Wild at Heart: Meet the Rehabilitation Heroes Helping Wildlife in Ontario Image courtesy of Salthaven.

Meanwhile, at Urban Wildlife Care (UWC), in Grimsby, Ont., Cara Contardi notes that “baby season” is her busiest time of year. Springtime brings an influx of young raccoons and squirrels, which requires extra precautions. Recent outbreaks of distemper and raccoon roundworm in Ontario have wildlife rehabbers worried, especially because these can be transmitted to domestic dogs and, with roundworm, occasionally, people.

Contardi has been running UWC since 1999, when she received her certification from the Ontario Ministry of Natural Resources and Forestry. Wildlife rehabbers must be licensed by their respective provincial governments, with certain restrictions as to which animals they can admit. “I work with all the fur! That makes it easy,” Contardi says, laughing, “except for bears. We probably rehabilitate 500 patients a year. We are not a big organization, but we do our part.” When a call comes in, Contardi’s team of volunteers first ensures that the caller remains safe, as injured animals may lash out in fear. Next, they assess if the animal in question truly needs help. Deer, for instance, will often leave fawns unattended for hours while foraging, which prompts well-intentioned but unwarranted rescue calls. The UWC team also helps educate the public. And, Contardi notes, a thank you from a caller they’ve helped often energizes her to keep doing what she does.

Wild at Heart: Meet the Rehabilitation Heroes Helping Wildlife in Ontario Image courtesy of the Urban Wildlife Centre.

In New Brunswick, just outside of Sackville, Pam Novak runs the Atlantic Wildlife Institute (AWI), the sole wildlife rehab centre in the province. It’s also the only one federally licensed to take in migratory birds from all four Atlantic provinces. Apart from deer and moose, which the centre is no longer permitted to handle due to chronic wasting disease, Novak will take in just about every species. “We have bears in the province,” she says. “We have coyotes and red foxes. And we are able to handle all of those.” Calls to help bears are handled via forest rangers from the Department of Natural Resources who will assess the situation. If a bear requires rehabilitation, they’ll send it to Atlantic Wildlife Institute in Cookville, N.B., for care. No rehabilitation practitioner can save every creature encountered, but each successful recovery-and-release is cause for celebration, and the joy that comes from helping wildlife inspires the next mission.


What to do if you find an injured animal in the wild:

Don’t approach wildlife too closely and keep other people back, as well as pets.

Call a licensed rescue centre or local humane society before intervening and let the wildlife rescue experts coach you. They can help determine if an animal needs assistance.

Some wildlife rehab centres don’t have enough volunteers and may ask you to bring an injured bird or small animal to them.

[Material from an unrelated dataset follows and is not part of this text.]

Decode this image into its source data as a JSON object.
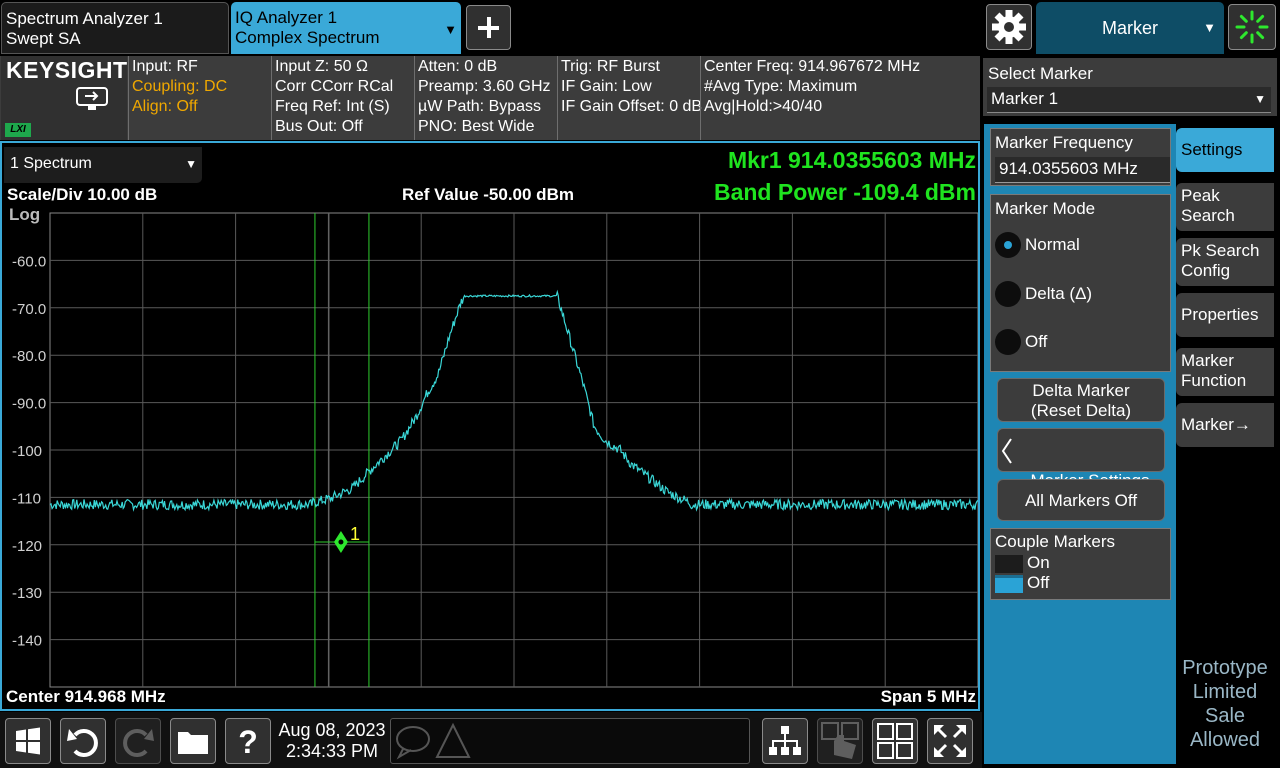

Keep a blanket and a cardboard box in your car, just in case.


Visit salthaven.org to learn more about the Salthaven Wildlife Rehabilitation and Education Centre. Or try Wildlife Haven in Waterloo (wildlifehavenwaterloo.ca), where Joy Huggins takes in a wide range of wildlife species, from birds to chipmunks, beavers and coyotes.